Abstract NS5: Implementing NICE (Neurological Intensive Care Evaluation) in the CVICU to Identify Neurological Dysfunction More Rapidly in Post-Operative Cardiac Surgery Patients

    loading  Checking for direct PDF access through Ovid

Abstract

Background: Piedmont Atlanta Hospital identified cardiothoracic surgical (CTS) outcome metrics that were not meeting benchmarks established by the Society for Thoracic Surgeons (STS). Post-operative permanent stroke occurred in 1.303% (8 out of 616 cases) of coronary artery bypass-only patients at Piedmont Atlanta Hospital (PAH) during Fiscal Year 2015. The STS benchmark for all hospitals is 1.3%. Initially, the goal was to reduce the number of post-operative strokes to the standard of care but while reviewing this data, it was noted that there was significant delay in discovering the occurrence of stroke in this patient population. Traditional neurological assessments and stroke scales are difficult to apply to post-operative open heart patients due to intubation, variation in anesthesia recovery times, and the effects of pain management medications. To improve patient outcomes, PAH researched alternatives to standard post-operative neurological assessments to rapidly identify strokes and potential interventional candidates, ultimately reducing the frequency of disabling stroke.

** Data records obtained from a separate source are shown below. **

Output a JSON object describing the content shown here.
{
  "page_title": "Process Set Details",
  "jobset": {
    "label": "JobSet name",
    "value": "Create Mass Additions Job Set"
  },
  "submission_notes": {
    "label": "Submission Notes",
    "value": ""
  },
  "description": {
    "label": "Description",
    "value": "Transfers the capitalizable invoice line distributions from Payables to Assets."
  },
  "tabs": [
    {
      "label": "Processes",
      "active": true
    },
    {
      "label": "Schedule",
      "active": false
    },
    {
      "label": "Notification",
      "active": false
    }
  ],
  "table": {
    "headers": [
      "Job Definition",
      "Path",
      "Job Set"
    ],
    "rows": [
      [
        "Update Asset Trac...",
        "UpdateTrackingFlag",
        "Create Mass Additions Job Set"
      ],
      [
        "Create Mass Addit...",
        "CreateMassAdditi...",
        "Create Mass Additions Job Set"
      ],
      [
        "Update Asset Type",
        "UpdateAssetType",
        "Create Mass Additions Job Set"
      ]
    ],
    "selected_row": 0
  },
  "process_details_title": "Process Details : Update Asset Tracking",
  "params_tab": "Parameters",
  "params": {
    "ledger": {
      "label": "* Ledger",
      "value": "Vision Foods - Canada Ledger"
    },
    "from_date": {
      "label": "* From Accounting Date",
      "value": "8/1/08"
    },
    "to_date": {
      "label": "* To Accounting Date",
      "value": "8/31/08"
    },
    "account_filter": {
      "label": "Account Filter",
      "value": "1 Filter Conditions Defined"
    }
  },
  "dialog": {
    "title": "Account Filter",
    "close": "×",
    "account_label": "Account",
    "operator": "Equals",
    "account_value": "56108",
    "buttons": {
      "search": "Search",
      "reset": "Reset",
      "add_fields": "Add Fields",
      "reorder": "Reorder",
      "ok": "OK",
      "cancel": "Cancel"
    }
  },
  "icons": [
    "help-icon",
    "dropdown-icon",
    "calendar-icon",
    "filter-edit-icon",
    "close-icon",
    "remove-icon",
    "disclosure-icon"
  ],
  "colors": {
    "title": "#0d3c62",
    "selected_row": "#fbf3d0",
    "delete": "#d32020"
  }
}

Method: A CTS Stroke Pathway was created that included the Neurologic Intensive Care Evaluation (NICE), a novel assessment tool performed by the critical care nurse. NICE was chosen because of the ease of use on post-anesthesia patients. Neurological state was assessed based on the ability to complete one-step commands up to six hours post-op.

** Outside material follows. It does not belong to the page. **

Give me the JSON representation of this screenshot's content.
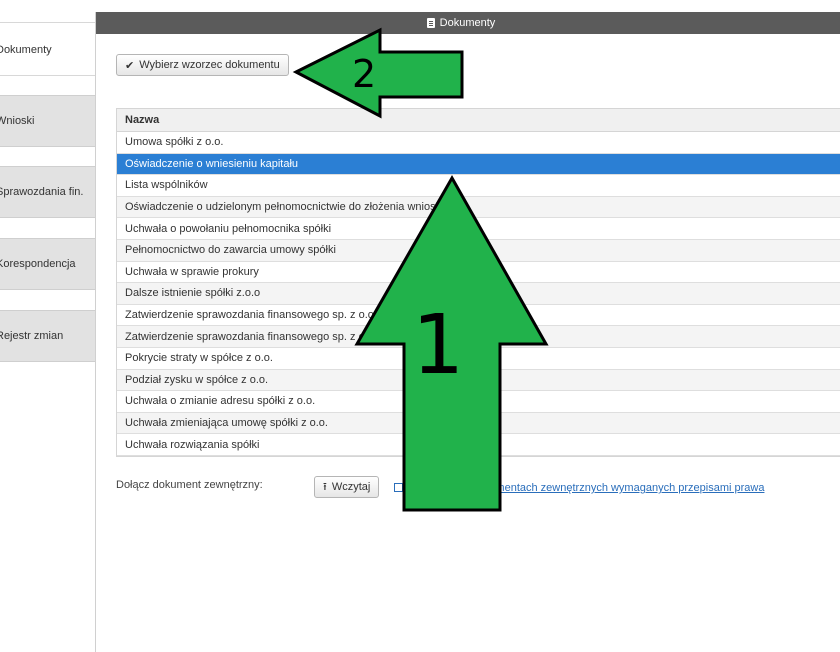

Results: Prior to NICE being implemented, stroke symptoms were discovered on average 40 hours from last known time well (LKTW). After NICE being implemented, Code Strokes (notification of neurological dysfunction) were initiated on average four hours from patients LKTW. In the first month of utilizing the NICE tool, one of three post-operative stroke patients was able to be transferred to a comprehensive stroke center for a mechanical thrombectomy.

Conclusion: Implementing NICE as the standard neurological assessment for immediate post-operative cardiac surgery patients significantly reduced the time to identify neurological changes indicating a stroke. This may lead to more rapid treatment or intervention, reducing the post-operative rate of permanent stroke.

Related Topics

    loading  Loading Related Articles